→ **EXCERPTED RECORDS**:
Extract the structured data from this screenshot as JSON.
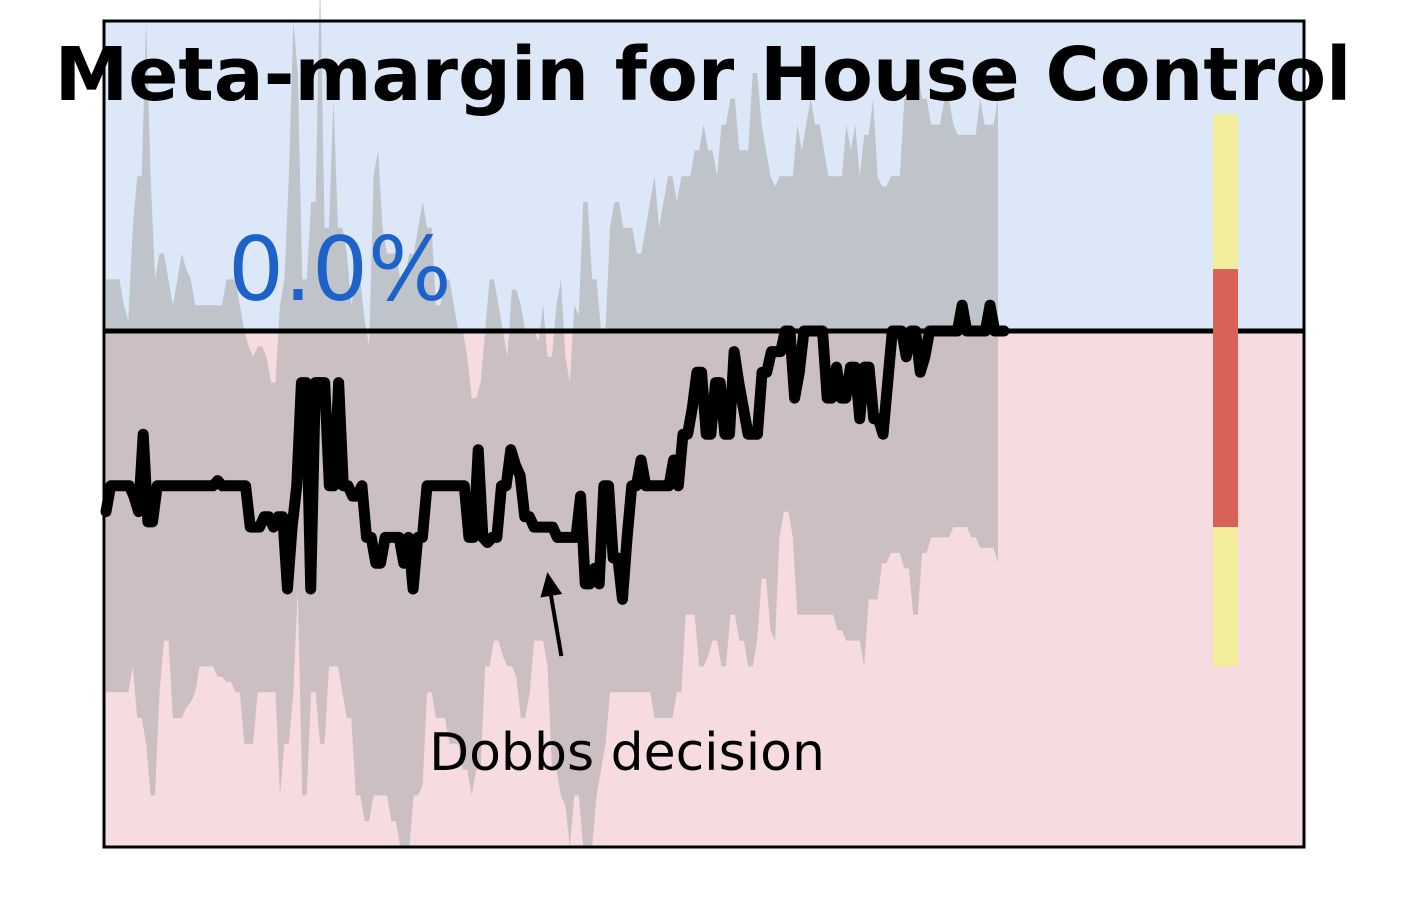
{
  "chart_data": {
    "type": "line",
    "title": "Meta-margin for House Control",
    "current_value_label": "0.0%",
    "annotation": {
      "text": "Dobbs decision",
      "x_index": 94
    },
    "xlabel": "",
    "ylabel": "",
    "ylim": [
      -10,
      6
    ],
    "zero_line": 0,
    "grid": false,
    "legend": "none",
    "colors": {
      "upper_region": "#dce7f7",
      "lower_region": "#f6dce0",
      "band": "#a8a8a8",
      "line": "#000000",
      "current_value_text": "#1d62c8",
      "bar_yellow": "#f3ee9c",
      "bar_red": "#d86257"
    },
    "series": [
      {
        "values": [
          -3.5,
          -3,
          -3,
          -3,
          -3,
          -3,
          -3.2,
          -3.5,
          -2,
          -3.7,
          -3.7,
          -3,
          -3,
          -3,
          -3,
          -3,
          -3,
          -3,
          -3,
          -3,
          -3,
          -3,
          -3,
          -3,
          -2.9,
          -3,
          -3,
          -3,
          -3,
          -3,
          -3,
          -3.8,
          -3.8,
          -3.8,
          -3.6,
          -3.6,
          -3.8,
          -3.6,
          -3.6,
          -5,
          -3.8,
          -3,
          -1,
          -1,
          -5,
          -1,
          -1,
          -1,
          -3,
          -3,
          -1,
          -3,
          -3,
          -3.2,
          -3.2,
          -3,
          -4,
          -4,
          -4.5,
          -4.5,
          -4,
          -4,
          -4,
          -4,
          -4.5,
          -4,
          -5,
          -4,
          -4,
          -3,
          -3,
          -3,
          -3,
          -3,
          -3,
          -3,
          -3,
          -3,
          -4,
          -4,
          -2.3,
          -4,
          -4.1,
          -4,
          -4,
          -3,
          -3,
          -2.3,
          -2.6,
          -2.8,
          -3.6,
          -3.6,
          -3.8,
          -3.8,
          -3.8,
          -3.8,
          -3.8,
          -4,
          -4,
          -4,
          -4,
          -4,
          -3.2,
          -4.9,
          -4.9,
          -4.6,
          -4.9,
          -3,
          -3,
          -4.4,
          -4.4,
          -5.2,
          -4,
          -3,
          -3,
          -2.5,
          -3,
          -3,
          -3,
          -3,
          -3,
          -3,
          -2.5,
          -3,
          -2,
          -2,
          -1.5,
          -0.8,
          -0.8,
          -2,
          -2,
          -1,
          -1,
          -2,
          -2,
          -0.4,
          -1,
          -1.5,
          -2,
          -2,
          -2,
          -0.8,
          -0.8,
          -0.4,
          -0.4,
          -0.4,
          0,
          0,
          -1.3,
          -0.8,
          0,
          0,
          0,
          0,
          0,
          -1.3,
          -1.3,
          -0.7,
          -1.3,
          -1.3,
          -0.7,
          -0.7,
          -1.7,
          -0.7,
          -0.7,
          -1.7,
          -1.7,
          -2,
          -1,
          0,
          0,
          0,
          -0.5,
          0,
          0,
          -0.8,
          -0.5,
          0,
          0,
          0,
          0,
          0,
          0,
          0,
          0.5,
          0,
          0,
          0,
          0,
          0,
          0.5,
          0,
          0,
          0
        ]
      }
    ],
    "band": {
      "upper": [
        1,
        1,
        1,
        1,
        0.5,
        0.2,
        2,
        3,
        3,
        6,
        3,
        1,
        1.5,
        1.5,
        1,
        0.5,
        1,
        1.5,
        1.2,
        1,
        0.5,
        0.5,
        0.5,
        0.5,
        0.5,
        0.5,
        0.5,
        1,
        1,
        1,
        0.5,
        0,
        -0.3,
        -0.5,
        -0.3,
        -0.3,
        -0.5,
        -1,
        -1,
        0.5,
        1,
        3,
        6,
        5,
        1,
        1,
        2.5,
        2.5,
        7,
        2,
        2,
        4.5,
        2,
        2,
        1.5,
        0.5,
        1,
        1,
        0.2,
        -0.3,
        3,
        3.5,
        2,
        1.5,
        1.5,
        1.5,
        1,
        1,
        1.5,
        1.5,
        2,
        2.5,
        2,
        2,
        0.5,
        0.5,
        1,
        1,
        0.5,
        0,
        0,
        -0.5,
        -1.3,
        -1.3,
        -1,
        0,
        1,
        1,
        0.5,
        0,
        -0.5,
        0.8,
        0.8,
        0.5,
        0,
        0,
        0,
        -0.2,
        0.5,
        -0.5,
        -0.5,
        0.5,
        1,
        -0.5,
        -1,
        0.5,
        0.3,
        2.5,
        2.5,
        1,
        1,
        0,
        0,
        2,
        2.5,
        2.5,
        2,
        2,
        2,
        1.5,
        1.5,
        2,
        2.5,
        3,
        2,
        2.5,
        3,
        3,
        2.5,
        3,
        3,
        3,
        3.5,
        3.5,
        4,
        3.5,
        3.5,
        3,
        4,
        4,
        4.5,
        4.5,
        3.5,
        3.5,
        3.5,
        5,
        5,
        4,
        3.5,
        3,
        2.8,
        3,
        3,
        3,
        3,
        4,
        3.5,
        4,
        4.5,
        4,
        4,
        3.5,
        3,
        3,
        3,
        3,
        4,
        3.5,
        4,
        3,
        3.8,
        3.8,
        4.5,
        3,
        2.8,
        2.8,
        3,
        3,
        3,
        4.5,
        4.5,
        5,
        5,
        4.5,
        4.5,
        4,
        4,
        4,
        4.5,
        4.5,
        4,
        3.8,
        3.8,
        3.8,
        3.8,
        3.8,
        4.5,
        4,
        4,
        4,
        4.5,
        4.2,
        4.5
      ],
      "lower": [
        -7,
        -7,
        -7,
        -7,
        -7,
        -7,
        -6.5,
        -7.5,
        -7.5,
        -8,
        -9,
        -9,
        -7,
        -6,
        -6,
        -7.5,
        -7.5,
        -7.5,
        -7.3,
        -7.2,
        -7,
        -6.5,
        -6.5,
        -6.5,
        -6.5,
        -6.7,
        -6.7,
        -6.8,
        -6.8,
        -7,
        -7,
        -8,
        -8,
        -8,
        -7,
        -7,
        -7,
        -7,
        -7,
        -9,
        -8,
        -8,
        -7,
        -5,
        -9,
        -9,
        -7,
        -7,
        -8,
        -8,
        -6.5,
        -6.5,
        -6.5,
        -7,
        -7.5,
        -7.5,
        -9,
        -9,
        -9.5,
        -9.5,
        -9,
        -9,
        -9,
        -9,
        -9.5,
        -9.5,
        -10,
        -10,
        -10,
        -9,
        -9,
        -8.8,
        -7,
        -7,
        -7.5,
        -7.5,
        -7.5,
        -8,
        -8,
        -8,
        -8.5,
        -8.5,
        -9,
        -8.5,
        -8.5,
        -6.5,
        -6.5,
        -6,
        -6,
        -6.3,
        -6.5,
        -6.5,
        -6.7,
        -7.5,
        -7.5,
        -7,
        -6,
        -6,
        -6,
        -6.5,
        -8.5,
        -8.5,
        -9,
        -9.2,
        -10,
        -9,
        -9,
        -10,
        -10,
        -10,
        -9,
        -8.5,
        -8,
        -7,
        -7,
        -7,
        -7,
        -7,
        -7,
        -7,
        -7,
        -7,
        -7,
        -7.5,
        -7.5,
        -7.5,
        -7.5,
        -7.5,
        -7,
        -7,
        -5.5,
        -5.5,
        -5.5,
        -6.5,
        -6.5,
        -6.3,
        -6,
        -6,
        -6.5,
        -6.5,
        -5.5,
        -5.5,
        -6,
        -6,
        -6.5,
        -6.5,
        -6,
        -4.8,
        -4.8,
        -5.8,
        -6,
        -4,
        -3.5,
        -3.5,
        -4,
        -5.5,
        -5.5,
        -5.5,
        -5.5,
        -5.5,
        -5.5,
        -5.5,
        -5.5,
        -5.5,
        -5.8,
        -5.8,
        -6,
        -6,
        -6,
        -6,
        -6.5,
        -5.2,
        -5.2,
        -5.2,
        -4.5,
        -4.5,
        -4.3,
        -4.3,
        -4.3,
        -4.6,
        -4.6,
        -5.5,
        -5.5,
        -4.3,
        -4.3,
        -4,
        -4,
        -4,
        -4,
        -4,
        -3.8,
        -3.8,
        -3.8,
        -3.8,
        -4,
        -4,
        -4.2,
        -4.2,
        -4.2,
        -4.2,
        -4.5
      ]
    },
    "probability_bar": {
      "segments": [
        {
          "color": "#f3ee9c",
          "from": 4.2,
          "to": 1.2
        },
        {
          "color": "#d86257",
          "from": 1.2,
          "to": -3.8
        },
        {
          "color": "#f3ee9c",
          "from": -3.8,
          "to": -6.5
        }
      ]
    }
  }
}
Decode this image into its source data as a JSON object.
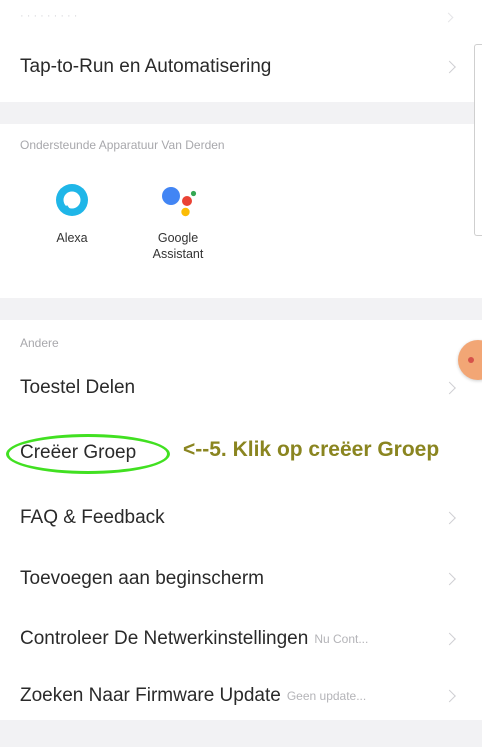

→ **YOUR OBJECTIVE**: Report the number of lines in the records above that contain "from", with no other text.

→ **ANSWER FOR THIS EXERCISE**: 4